His paper, currently in press, details research into how a robot can understand human-made environments by trying to learn how to recognise different types of surroundings, such as corridors, kitchens and offices. A 3D laser sensor is used in order to scan the environment.
Dr Martinez-Mozos said: “In our method, we combine the range and reflectance data from the laser scan for the final categorisation of places. The results of the presented experiments demonstrate the capability of our technique to categorise indoor places with high accuracy.”
The paper ‘Categorization of indoor places by combining local binary pattern histograms of range and reflectance data from laser range finders’ is currently in press for the international journal Advanced Robotics. The research was conducted with the University of Kyushu in Japan.
In a second publication Dr Martinez Mozos and colleagues study new methods for robots to be able to recognise everyday objects such as plates, boxes and cups.

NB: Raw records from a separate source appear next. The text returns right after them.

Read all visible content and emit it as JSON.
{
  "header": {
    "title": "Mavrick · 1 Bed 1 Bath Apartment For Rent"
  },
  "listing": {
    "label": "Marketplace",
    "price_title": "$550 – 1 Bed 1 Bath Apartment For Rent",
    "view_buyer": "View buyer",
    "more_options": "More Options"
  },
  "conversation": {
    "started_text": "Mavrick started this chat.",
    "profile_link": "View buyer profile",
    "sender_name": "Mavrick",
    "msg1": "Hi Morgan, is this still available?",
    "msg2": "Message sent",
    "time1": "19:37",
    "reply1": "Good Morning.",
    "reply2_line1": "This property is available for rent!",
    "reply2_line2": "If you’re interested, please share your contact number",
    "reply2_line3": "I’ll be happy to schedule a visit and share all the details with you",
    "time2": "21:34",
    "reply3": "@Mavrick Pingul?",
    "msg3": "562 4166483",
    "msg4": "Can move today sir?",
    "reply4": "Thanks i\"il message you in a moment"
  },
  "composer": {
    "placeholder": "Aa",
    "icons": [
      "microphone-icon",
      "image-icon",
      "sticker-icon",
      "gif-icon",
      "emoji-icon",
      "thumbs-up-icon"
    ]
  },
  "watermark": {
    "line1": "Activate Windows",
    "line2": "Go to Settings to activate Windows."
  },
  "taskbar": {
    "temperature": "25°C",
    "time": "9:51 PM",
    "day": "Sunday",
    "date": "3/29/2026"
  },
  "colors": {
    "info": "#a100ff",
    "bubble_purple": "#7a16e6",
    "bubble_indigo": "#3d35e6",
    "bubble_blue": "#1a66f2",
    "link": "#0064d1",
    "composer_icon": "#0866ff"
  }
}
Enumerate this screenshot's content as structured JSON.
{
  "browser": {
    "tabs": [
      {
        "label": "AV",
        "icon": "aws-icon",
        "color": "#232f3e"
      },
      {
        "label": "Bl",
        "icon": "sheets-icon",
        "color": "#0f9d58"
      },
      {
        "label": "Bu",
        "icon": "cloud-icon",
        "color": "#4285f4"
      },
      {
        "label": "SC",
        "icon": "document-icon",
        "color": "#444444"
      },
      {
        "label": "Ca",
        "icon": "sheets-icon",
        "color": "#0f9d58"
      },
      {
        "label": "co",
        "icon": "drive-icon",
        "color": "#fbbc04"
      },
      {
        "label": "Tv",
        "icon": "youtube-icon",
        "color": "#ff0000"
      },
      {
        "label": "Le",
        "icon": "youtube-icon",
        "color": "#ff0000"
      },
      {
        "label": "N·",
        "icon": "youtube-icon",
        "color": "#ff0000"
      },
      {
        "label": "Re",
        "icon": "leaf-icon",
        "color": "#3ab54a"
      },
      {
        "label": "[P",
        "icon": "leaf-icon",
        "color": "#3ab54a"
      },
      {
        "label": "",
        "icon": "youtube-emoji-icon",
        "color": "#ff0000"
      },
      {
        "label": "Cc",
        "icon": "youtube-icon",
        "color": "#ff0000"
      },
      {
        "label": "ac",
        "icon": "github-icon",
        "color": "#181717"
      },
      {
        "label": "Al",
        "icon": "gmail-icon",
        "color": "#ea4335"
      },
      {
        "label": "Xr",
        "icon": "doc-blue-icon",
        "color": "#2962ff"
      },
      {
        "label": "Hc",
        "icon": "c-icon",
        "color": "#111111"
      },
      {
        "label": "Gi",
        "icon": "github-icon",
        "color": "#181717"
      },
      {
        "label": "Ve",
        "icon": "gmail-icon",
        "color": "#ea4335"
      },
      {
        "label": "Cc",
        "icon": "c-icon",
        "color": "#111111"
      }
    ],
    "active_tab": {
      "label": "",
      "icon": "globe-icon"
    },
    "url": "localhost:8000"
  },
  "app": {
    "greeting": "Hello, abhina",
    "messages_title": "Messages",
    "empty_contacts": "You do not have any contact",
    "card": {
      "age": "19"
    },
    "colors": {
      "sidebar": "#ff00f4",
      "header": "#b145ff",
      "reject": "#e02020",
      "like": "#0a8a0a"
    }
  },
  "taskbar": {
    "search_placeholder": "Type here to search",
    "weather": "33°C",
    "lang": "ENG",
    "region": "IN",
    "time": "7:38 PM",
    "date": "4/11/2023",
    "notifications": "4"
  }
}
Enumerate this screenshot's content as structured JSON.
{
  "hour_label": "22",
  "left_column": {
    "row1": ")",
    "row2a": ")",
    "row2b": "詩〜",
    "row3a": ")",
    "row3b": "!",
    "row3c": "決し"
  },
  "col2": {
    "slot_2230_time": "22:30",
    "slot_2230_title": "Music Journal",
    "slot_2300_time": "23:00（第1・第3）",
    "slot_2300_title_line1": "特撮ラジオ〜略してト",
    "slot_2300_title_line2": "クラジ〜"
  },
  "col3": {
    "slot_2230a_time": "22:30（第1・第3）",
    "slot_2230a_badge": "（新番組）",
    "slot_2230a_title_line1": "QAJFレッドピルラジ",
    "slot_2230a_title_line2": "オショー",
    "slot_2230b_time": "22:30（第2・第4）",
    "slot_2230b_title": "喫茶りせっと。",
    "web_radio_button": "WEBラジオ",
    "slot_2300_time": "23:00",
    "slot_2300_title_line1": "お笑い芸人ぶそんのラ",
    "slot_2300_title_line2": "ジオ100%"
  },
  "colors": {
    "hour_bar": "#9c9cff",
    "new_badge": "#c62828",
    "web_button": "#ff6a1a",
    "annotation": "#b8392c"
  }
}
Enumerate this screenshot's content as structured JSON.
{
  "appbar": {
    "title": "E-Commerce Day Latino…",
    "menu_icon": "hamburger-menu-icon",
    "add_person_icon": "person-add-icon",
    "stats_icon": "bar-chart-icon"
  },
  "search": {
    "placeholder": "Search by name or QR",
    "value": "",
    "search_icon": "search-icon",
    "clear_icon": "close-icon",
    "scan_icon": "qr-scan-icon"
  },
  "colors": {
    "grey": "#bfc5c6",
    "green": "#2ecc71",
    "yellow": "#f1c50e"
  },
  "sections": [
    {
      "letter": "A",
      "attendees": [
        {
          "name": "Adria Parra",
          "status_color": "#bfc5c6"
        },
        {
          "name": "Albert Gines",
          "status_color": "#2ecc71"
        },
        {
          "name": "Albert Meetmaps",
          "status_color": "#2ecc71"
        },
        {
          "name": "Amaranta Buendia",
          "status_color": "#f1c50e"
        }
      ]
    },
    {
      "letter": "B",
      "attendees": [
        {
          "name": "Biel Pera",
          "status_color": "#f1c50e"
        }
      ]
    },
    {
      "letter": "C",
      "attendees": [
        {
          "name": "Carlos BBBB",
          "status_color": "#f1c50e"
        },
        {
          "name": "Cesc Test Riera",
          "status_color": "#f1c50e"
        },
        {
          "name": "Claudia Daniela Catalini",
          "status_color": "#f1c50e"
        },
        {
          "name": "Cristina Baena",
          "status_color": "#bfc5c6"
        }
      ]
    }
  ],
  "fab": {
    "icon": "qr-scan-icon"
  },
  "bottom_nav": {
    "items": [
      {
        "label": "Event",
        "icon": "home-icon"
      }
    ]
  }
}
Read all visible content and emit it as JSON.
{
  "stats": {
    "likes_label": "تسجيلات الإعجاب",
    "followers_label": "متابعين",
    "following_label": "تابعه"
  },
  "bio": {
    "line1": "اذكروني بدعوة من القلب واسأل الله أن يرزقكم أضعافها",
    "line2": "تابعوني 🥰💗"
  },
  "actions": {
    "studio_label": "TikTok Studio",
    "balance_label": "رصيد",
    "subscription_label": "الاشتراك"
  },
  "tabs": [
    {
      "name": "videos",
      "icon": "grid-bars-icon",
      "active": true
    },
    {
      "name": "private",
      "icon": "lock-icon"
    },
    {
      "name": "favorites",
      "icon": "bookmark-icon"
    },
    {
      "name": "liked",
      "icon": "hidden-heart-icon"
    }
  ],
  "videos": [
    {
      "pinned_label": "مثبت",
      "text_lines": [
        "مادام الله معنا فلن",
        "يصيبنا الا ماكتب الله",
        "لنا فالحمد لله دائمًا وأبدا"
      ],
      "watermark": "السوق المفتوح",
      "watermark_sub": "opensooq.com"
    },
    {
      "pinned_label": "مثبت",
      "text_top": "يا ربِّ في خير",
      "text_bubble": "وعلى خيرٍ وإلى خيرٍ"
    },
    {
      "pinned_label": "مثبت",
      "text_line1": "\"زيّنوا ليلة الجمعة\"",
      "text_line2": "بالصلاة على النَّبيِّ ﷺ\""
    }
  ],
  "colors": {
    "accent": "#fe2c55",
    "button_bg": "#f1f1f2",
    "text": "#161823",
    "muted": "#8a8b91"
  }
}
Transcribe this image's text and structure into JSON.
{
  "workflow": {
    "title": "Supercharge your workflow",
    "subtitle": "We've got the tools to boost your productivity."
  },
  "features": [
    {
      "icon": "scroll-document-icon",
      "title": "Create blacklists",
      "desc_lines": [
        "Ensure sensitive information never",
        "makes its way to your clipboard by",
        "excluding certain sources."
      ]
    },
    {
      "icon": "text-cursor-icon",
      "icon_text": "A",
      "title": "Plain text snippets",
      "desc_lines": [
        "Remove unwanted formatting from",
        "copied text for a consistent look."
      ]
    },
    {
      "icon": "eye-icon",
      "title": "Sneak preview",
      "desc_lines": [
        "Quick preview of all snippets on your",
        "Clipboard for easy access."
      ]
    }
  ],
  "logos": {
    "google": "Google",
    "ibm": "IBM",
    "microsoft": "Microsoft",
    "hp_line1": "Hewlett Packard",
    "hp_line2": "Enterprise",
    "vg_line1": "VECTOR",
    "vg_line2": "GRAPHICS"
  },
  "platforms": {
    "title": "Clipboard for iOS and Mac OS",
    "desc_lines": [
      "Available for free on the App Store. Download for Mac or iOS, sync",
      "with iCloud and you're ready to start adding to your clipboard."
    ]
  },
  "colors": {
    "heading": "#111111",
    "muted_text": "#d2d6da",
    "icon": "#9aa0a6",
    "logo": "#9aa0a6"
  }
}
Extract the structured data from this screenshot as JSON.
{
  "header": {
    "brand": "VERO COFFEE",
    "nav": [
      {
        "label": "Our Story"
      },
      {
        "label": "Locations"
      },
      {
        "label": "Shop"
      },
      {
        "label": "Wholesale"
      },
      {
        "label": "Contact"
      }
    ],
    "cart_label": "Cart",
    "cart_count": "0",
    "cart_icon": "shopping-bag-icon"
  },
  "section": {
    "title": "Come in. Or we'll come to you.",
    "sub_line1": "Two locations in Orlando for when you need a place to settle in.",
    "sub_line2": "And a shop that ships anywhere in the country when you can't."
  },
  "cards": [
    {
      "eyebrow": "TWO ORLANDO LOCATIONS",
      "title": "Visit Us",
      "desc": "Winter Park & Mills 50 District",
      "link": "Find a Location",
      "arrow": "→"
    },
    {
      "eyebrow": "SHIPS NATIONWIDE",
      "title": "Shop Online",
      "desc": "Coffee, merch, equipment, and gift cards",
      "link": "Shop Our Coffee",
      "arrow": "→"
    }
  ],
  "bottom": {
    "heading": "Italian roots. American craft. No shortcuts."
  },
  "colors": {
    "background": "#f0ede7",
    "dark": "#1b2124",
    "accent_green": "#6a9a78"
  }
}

He said: “The main point of this paper is that we focus on the situations where there is a lot of clutter and it is difficult to distinguish the different objects. For example, we try to identify several objects that are located on a table and that occlude each other. In this situation the task of recognising objects is difficult (even for humans) because the robot can only see a part of the object.”
The paper presents an approach based on a 3D dataset containing over 15,000 Kinect scans of more than 100 objects which were grouped into general geometric categories.
The joint work ‘Cumulative object categorization in clutter’ was done in collaboration with the German Aerospace Center (DLR), the University of Bremen in Germany, and the Autonomous Technologies Group Robert Bosch LLC in the United States.
The paper was accepted for a workshop organised inside the Robotics: Science and Systems (RSS) conference, June 2013.